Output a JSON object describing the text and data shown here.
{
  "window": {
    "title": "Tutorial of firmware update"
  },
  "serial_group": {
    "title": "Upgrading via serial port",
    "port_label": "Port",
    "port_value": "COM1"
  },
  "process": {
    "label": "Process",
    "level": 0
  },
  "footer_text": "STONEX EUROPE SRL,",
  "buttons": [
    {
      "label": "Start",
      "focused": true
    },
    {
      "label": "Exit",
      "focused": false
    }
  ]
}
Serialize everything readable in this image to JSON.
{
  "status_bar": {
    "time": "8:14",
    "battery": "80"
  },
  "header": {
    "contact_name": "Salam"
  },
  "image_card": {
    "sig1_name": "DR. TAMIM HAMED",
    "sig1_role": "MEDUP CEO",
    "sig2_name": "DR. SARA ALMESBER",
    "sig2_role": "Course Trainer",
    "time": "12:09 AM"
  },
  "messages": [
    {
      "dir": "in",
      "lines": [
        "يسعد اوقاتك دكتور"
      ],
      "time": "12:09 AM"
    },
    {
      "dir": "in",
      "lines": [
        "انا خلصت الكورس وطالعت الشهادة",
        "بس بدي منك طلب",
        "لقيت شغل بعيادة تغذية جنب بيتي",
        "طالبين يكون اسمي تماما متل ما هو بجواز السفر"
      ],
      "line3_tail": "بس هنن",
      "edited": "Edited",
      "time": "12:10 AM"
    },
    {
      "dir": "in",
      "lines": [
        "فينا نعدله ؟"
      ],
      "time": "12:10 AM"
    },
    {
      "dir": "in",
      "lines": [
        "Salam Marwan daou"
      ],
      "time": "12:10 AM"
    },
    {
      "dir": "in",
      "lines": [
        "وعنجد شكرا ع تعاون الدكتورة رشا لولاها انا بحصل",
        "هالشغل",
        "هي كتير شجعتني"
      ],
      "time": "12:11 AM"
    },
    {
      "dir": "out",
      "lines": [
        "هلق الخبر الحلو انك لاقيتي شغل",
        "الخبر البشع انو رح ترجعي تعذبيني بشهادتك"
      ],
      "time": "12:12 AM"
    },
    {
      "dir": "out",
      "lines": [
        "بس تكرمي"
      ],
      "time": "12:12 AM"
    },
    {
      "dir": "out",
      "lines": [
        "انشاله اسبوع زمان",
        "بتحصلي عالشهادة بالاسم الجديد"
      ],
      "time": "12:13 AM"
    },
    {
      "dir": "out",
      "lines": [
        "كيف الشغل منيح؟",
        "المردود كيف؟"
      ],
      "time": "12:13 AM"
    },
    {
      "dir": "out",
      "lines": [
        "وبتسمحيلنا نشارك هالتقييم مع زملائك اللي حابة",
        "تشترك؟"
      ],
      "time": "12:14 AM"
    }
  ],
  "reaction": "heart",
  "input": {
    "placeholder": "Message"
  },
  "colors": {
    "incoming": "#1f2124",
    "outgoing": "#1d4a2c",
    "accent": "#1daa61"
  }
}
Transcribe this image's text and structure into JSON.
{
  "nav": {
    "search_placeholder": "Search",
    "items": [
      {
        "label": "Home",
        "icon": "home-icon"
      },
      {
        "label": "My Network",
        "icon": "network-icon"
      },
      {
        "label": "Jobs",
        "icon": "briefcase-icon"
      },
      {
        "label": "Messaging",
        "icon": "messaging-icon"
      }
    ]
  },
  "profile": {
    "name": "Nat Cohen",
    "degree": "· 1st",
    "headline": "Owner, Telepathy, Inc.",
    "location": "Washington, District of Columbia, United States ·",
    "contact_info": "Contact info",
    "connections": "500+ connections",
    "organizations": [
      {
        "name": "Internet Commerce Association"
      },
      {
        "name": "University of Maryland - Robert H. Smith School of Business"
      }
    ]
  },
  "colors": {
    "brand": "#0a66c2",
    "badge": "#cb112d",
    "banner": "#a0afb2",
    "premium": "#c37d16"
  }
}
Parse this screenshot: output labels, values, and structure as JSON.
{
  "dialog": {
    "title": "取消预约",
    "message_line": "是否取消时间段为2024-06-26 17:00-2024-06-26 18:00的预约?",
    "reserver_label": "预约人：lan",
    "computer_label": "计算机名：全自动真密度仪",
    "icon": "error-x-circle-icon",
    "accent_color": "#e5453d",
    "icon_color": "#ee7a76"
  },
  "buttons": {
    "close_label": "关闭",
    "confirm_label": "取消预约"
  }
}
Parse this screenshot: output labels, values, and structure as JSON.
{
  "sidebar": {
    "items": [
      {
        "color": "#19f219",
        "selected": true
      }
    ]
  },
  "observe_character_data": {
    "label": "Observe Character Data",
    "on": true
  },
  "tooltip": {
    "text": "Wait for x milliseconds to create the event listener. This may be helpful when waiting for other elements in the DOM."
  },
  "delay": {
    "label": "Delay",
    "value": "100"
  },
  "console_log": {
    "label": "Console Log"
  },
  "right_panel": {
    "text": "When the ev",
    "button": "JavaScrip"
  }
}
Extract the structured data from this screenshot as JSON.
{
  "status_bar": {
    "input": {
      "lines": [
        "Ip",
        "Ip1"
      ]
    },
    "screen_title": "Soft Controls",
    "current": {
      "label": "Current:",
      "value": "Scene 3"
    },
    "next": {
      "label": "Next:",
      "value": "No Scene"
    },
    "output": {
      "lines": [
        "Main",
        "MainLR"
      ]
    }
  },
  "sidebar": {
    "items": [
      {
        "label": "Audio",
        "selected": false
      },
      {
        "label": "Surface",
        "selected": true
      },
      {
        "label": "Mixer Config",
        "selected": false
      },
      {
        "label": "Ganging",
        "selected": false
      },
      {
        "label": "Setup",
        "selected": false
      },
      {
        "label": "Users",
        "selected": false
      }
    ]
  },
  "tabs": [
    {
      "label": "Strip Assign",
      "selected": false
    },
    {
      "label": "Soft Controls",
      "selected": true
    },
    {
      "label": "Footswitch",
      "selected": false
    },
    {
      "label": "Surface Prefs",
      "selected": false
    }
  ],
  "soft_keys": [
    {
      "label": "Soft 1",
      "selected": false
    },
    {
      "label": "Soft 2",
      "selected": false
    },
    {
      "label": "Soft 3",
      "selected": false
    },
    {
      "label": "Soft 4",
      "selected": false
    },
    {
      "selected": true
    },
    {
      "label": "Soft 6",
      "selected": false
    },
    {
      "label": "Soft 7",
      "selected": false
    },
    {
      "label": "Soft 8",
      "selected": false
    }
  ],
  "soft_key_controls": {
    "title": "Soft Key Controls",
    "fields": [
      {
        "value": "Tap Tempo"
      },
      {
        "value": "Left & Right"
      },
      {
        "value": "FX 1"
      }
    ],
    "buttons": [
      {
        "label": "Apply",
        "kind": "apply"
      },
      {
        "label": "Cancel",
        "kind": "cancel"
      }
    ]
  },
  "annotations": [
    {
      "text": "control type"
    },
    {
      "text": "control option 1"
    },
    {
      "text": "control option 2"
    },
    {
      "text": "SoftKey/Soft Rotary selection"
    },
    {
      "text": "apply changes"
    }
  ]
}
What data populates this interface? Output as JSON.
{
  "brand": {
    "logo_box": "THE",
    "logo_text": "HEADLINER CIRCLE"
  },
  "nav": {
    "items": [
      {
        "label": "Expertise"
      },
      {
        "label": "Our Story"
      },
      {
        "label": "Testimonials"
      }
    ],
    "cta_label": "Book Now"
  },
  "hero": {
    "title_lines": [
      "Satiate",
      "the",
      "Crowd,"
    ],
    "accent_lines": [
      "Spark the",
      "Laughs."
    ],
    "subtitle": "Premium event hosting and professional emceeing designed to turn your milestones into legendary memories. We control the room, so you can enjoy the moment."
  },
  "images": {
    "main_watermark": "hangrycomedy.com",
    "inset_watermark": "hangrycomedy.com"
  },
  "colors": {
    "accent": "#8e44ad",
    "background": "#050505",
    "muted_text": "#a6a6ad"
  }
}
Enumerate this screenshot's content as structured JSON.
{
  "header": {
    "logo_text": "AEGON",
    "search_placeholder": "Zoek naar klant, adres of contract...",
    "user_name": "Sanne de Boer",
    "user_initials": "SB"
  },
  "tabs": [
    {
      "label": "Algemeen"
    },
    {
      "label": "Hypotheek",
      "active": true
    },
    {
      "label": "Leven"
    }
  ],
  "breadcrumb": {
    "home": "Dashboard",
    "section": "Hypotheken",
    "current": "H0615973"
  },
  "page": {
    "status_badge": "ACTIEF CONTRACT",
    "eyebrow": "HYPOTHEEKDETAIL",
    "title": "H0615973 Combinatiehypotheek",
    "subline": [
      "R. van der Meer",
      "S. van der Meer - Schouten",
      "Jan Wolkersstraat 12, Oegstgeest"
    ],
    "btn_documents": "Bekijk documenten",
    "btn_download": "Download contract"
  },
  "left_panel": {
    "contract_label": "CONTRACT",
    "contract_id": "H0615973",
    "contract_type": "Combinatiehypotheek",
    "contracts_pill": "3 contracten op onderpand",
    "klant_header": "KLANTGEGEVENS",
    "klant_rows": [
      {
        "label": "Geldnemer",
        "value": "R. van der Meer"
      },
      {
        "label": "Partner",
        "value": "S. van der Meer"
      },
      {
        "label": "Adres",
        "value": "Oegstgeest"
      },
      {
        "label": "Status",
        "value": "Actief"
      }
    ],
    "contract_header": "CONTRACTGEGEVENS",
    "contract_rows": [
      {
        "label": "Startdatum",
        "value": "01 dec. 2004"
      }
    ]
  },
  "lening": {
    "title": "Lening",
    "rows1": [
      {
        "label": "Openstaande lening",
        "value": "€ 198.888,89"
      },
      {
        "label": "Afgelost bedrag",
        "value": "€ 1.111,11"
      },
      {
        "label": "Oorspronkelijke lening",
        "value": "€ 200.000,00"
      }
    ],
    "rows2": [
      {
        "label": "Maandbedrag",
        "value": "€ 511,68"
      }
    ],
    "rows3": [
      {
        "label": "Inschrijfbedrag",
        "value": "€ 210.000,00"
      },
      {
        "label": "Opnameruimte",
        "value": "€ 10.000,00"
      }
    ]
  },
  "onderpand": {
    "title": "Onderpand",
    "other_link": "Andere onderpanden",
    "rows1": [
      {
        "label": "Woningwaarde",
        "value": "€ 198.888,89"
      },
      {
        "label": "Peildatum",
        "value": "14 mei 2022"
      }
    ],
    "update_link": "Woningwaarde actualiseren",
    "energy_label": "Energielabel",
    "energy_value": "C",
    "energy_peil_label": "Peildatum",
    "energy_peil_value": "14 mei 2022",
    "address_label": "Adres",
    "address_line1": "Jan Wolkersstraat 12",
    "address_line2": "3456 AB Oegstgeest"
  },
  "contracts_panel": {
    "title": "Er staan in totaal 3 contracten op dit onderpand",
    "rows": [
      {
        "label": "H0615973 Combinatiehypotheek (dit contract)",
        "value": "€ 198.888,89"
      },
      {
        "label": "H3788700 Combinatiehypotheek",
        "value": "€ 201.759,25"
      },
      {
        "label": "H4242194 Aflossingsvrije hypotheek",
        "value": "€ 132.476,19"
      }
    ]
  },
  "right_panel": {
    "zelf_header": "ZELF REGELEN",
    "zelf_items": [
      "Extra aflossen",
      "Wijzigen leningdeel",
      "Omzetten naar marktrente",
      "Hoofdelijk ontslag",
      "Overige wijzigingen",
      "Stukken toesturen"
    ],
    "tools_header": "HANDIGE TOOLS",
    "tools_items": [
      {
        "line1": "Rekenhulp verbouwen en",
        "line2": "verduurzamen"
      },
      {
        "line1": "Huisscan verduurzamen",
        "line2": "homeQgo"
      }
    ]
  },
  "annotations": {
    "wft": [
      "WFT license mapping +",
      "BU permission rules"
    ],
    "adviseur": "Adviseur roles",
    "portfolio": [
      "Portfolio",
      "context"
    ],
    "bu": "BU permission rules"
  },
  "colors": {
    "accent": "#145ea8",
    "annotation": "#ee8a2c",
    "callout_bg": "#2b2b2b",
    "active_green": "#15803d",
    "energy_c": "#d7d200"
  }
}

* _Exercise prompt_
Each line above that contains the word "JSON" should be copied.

* _Written answer_
Output a JSON object describing the text and data shown here.
Serialize everything readable in this image to JSON.
Transcribe this image's text and structure into JSON.
Parse this screenshot: output labels, values, and structure as JSON.
Parse this screenshot: output labels, values, and structure as JSON.
Extract the structured data from this screenshot as JSON.
What data populates this interface? Output as JSON.
Enumerate this screenshot's content as structured JSON.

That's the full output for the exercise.